WHAT TO PRODUCE | Pull from the data below each line where the word "JSON" occurs, and copy it.

Records from a data collection |
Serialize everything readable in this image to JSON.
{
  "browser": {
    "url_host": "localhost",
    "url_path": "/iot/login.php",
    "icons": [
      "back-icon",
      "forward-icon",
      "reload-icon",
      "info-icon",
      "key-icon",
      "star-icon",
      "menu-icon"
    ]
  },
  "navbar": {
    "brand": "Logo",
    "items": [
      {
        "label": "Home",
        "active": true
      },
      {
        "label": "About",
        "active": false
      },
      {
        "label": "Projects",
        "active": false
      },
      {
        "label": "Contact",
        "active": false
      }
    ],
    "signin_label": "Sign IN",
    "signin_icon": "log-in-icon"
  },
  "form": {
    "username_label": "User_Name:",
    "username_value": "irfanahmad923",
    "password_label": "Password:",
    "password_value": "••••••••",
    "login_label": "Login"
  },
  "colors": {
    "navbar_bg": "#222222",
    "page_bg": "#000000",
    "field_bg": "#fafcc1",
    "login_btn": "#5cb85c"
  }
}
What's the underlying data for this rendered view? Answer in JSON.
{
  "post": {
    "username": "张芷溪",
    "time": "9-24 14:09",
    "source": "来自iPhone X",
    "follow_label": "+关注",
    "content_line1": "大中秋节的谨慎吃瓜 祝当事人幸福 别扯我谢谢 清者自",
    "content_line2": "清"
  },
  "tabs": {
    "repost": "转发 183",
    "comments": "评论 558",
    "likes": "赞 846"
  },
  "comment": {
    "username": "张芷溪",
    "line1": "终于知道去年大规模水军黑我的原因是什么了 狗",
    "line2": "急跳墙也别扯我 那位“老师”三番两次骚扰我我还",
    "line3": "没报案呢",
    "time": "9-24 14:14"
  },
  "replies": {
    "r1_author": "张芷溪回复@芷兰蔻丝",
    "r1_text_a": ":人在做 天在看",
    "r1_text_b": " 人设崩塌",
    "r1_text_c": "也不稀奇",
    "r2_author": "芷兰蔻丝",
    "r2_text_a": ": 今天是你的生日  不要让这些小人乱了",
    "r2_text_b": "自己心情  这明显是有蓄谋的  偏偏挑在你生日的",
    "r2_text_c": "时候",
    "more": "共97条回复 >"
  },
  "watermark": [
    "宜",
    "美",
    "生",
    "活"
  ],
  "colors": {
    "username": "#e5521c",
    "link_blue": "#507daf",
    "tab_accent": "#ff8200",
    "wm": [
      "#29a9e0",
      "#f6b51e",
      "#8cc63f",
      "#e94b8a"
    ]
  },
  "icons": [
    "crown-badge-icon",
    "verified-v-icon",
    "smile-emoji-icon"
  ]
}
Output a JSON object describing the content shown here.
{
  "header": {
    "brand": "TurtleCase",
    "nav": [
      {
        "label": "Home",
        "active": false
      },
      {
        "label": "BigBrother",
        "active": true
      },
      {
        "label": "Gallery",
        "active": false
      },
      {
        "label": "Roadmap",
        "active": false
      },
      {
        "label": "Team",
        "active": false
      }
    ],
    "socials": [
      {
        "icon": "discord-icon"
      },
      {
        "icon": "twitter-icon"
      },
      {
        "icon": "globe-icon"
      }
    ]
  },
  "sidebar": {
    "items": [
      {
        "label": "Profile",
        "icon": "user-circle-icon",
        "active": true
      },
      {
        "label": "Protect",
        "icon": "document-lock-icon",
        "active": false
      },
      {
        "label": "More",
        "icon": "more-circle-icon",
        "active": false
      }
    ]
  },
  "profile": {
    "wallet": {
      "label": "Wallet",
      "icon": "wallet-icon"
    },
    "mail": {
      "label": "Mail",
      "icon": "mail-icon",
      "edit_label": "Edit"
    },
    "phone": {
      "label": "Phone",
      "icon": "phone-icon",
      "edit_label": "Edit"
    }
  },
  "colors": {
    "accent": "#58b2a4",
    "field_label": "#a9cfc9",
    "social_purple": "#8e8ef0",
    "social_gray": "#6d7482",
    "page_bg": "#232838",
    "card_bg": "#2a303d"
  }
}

EXERCISE RESPONSE |
Serialize everything readable in this image to JSON.
What's the underlying data for this rendered view? Answer in JSON.
Output a JSON object describing the content shown here.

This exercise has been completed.